Tailwind for me and my process is not as useful as writing the necessary
css. It could be the
style blocks way of writing Vue SFCs that drives a lot of this, but my brain wasn't built for pure utility class usage.
Josh Collinsworth has this to say:
Tailwind is nearly as ubiquitous as it is polarizing these days. (I trust if you’ve been interested enough to read this far, I don’t need to cite any sources there.)
Proponents show a near cult-like devotion to Tailwind, some even going so far as to claim it’s “fixed” CSS—or at the very least, made it manageable and predictable in a way it wasn’t for them before. Most frontend frameworks and products feature a first-class Tailwind integration, due to its soaring popularity.
Detractors, on the other hand, claim Tailwind is messy; it gets in the way; it violates core fundamentals of web development; it cuts against the grain; it diminishes the power of CSS; and/or that it does the opposite of what it’s supposed to, adding complexity and making projects even harder to maintain.
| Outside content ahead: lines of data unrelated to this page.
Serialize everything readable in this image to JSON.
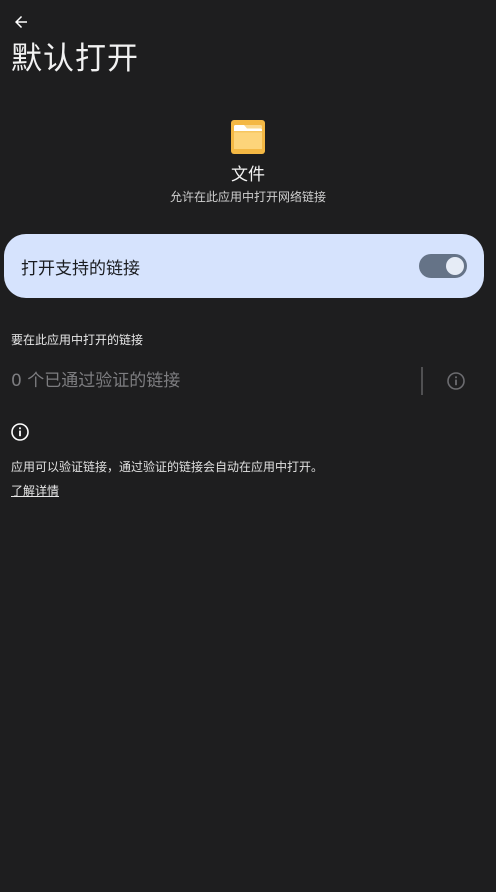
{
  "header": {
    "title": "默认打开"
  },
  "app": {
    "name": "文件",
    "description": "允许在此应用中打开网络链接"
  },
  "open_links_toggle": {
    "label": "打开支持的链接",
    "enabled": true
  },
  "links_section": {
    "title": "要在此应用中打开的链接",
    "verified_links_text": "0 个已通过验证的链接"
  },
  "footer": {
    "info_text": "应用可以验证链接，通过验证的链接会自动在应用中打开。",
    "learn_more_label": "了解详情"
  },
  "colors": {
    "background": "#1e1e1f",
    "card": "#d6e3fd",
    "switch_track": "#657387",
    "switch_knob": "#e6ecf6",
    "folder_icon": "#f4b844"
  }
}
I am in that latter camp because of my particular preferences and use cases, but I can see how useful it would be for, say, a React-based project and why that might make maintenance easier.
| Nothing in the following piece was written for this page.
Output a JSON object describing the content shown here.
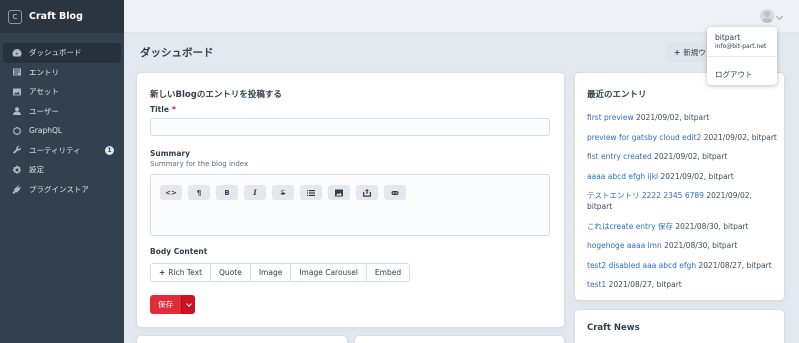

I think the overall conclusion being a matter of what a certain set of developers values has a lot of merit. I don't want to use Tailwind in its entirety, but I don't want to dismiss its utility either.